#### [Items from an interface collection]
————

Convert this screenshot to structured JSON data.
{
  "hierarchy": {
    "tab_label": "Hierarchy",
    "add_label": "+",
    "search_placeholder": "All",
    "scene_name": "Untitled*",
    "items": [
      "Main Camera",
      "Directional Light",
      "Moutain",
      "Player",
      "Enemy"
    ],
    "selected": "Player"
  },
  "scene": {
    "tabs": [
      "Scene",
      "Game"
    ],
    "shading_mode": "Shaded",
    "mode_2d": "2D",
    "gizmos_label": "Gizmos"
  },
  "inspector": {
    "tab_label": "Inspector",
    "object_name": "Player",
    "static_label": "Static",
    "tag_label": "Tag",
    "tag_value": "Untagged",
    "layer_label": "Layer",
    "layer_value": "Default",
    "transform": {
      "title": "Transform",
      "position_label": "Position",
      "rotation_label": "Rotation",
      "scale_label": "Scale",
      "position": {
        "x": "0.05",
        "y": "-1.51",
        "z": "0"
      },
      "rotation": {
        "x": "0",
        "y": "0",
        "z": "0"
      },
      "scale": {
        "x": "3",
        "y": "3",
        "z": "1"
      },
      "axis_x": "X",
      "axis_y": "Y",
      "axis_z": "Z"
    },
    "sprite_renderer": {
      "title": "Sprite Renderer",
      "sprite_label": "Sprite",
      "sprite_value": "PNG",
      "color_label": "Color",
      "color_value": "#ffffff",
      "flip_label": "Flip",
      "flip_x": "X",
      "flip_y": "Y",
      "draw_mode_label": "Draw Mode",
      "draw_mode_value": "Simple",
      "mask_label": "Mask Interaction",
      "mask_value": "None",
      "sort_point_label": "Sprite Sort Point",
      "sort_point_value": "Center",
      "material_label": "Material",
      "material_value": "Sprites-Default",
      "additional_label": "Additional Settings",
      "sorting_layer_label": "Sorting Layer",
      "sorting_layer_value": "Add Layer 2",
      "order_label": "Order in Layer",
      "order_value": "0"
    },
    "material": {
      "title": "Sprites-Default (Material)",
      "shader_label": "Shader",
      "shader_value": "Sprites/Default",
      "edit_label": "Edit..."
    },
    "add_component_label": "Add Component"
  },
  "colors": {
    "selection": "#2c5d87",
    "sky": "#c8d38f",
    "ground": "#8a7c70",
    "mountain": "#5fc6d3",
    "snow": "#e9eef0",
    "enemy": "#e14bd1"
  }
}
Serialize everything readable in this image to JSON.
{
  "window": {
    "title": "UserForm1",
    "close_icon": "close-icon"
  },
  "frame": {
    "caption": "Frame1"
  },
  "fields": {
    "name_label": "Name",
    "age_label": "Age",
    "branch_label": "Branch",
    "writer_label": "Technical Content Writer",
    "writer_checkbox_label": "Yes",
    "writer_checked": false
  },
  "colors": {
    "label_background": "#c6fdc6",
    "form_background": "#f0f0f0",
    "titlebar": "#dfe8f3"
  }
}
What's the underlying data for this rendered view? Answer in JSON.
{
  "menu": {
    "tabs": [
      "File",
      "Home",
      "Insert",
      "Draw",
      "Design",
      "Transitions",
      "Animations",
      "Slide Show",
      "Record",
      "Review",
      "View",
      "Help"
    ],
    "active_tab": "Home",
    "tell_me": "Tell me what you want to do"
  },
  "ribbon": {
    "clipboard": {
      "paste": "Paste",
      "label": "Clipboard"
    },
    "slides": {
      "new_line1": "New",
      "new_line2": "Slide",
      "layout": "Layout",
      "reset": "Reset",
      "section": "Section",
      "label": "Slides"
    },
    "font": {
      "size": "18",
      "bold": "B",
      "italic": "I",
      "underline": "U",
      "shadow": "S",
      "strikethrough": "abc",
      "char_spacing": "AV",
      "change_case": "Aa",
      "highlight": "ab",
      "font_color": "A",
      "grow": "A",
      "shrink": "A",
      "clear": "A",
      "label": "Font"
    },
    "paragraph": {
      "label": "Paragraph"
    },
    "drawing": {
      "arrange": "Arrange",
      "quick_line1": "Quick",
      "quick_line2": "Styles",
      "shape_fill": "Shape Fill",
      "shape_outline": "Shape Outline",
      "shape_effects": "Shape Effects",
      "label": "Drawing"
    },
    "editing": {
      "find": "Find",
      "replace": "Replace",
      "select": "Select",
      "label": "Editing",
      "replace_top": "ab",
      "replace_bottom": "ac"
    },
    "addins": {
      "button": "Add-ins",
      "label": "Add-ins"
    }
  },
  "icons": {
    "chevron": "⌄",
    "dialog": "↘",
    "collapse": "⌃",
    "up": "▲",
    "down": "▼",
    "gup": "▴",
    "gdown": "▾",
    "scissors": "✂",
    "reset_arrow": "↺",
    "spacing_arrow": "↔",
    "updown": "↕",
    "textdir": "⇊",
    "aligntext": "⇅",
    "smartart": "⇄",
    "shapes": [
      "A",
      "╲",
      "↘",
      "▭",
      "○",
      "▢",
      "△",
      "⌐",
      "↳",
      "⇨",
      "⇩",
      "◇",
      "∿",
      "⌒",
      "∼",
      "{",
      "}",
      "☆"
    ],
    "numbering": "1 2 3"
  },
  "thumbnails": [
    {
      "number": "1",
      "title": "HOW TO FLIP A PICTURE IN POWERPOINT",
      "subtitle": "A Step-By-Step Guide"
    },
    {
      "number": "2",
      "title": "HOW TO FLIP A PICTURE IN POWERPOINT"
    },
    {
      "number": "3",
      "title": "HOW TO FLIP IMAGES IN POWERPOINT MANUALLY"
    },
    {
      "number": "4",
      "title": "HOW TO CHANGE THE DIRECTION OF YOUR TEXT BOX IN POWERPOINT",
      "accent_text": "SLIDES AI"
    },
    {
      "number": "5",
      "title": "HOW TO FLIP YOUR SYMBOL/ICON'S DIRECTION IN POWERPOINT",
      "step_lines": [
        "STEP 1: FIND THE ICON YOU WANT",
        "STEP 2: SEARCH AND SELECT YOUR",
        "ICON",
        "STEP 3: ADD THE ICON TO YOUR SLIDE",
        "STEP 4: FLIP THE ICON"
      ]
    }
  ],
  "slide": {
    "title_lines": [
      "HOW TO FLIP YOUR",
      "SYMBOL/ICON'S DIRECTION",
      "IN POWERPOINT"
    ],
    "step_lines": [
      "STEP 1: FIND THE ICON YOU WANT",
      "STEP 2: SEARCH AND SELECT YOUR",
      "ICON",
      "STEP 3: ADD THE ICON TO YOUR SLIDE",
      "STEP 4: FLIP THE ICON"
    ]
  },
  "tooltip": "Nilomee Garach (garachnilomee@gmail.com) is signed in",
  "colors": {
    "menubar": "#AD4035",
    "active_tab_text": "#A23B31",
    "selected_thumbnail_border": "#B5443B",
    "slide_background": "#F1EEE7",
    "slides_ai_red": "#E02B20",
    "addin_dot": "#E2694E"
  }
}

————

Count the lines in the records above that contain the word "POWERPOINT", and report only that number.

#### [SOLVED EXERCISE]
6